FIRED: As basketball coach at Cleveland State, KEVIN MACKEY, 43, after being arrested for driving under the influence and thereafter admitting to prolonged cocaine and alcohol abuse. Mackey, who had guided the Vikings to a 144-67 record since 1983, including an appearance in the 1986 NCAA tournament regional semifinals, entered a substance-abuse rehabilitation program.
PLACED ON PROBATION: For one year by the NCAA, the UNIVERSITY OF NEVADA-LAS VEGAS men's basketball program, for recruiting and other violations (page 11).
RELEASED: By the Seattle Seahawks, linebacker BRIAN BOSWORTH, 25, after failing a team physical because of an injured right shoulder. Bosworth's insurance policy could pay him nearly $7.3 million for the seven years remaining on his 10-year contract.
RETIRED: EASY GOER, 4, after a bone chip was found in his right front ankle.

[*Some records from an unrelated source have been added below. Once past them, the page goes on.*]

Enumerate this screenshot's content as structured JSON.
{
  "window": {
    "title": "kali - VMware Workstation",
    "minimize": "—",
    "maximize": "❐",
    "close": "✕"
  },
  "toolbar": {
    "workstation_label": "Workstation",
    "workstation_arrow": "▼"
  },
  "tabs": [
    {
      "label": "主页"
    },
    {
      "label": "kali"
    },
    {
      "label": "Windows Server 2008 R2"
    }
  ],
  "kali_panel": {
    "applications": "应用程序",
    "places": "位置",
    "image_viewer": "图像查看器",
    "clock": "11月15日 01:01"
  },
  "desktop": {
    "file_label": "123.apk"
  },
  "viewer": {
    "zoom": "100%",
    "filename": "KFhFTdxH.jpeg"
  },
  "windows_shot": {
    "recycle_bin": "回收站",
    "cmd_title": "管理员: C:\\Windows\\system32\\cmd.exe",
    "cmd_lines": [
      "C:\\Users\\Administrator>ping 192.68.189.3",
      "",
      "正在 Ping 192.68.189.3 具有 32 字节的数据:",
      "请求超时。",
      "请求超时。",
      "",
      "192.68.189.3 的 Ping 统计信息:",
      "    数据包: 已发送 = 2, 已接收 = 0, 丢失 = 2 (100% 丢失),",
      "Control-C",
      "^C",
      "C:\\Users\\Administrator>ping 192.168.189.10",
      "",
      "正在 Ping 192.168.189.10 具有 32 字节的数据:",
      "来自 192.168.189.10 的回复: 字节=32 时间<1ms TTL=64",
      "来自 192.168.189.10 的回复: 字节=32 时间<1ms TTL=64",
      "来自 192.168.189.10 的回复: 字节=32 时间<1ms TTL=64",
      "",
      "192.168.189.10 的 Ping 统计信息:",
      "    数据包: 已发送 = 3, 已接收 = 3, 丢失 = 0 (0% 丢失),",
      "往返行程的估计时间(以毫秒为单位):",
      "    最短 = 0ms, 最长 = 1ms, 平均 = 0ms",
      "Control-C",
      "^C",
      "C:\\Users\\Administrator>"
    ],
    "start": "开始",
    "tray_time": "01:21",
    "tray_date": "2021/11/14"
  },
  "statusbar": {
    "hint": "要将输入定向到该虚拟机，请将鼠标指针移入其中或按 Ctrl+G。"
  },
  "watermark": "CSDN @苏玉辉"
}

The colt won 14 of 20 career starts, including the 1989 Belmont Stakes, and earned $4,873,770, the fourth-highest total in racing history.
SENTENCED: By the U.S. District Court in Cincinnati, PETE ROSE, 49, to five months in prison and one year of supervised release, three months of which are to be served in a halfway house, as a result of his conviction in April on charges of filing false income tax returns. Rose was also fined $50,100 and was ordered to perform 1,000 hours of community service (page 22).
DIED: Light heavyweight boxer LEON CALVIN, 19, the son of former heavyweight champion Leon Spinks; in a drive-by shooting; in East St. Louis, Ill.
Rich Vogler, 39, whose 134 USAC victories in sprint, midget and dirt-car races are second only to A.J. Foyt's 159; of head injuries suffered when his sprint car crashed during a race; in Salem, Ind.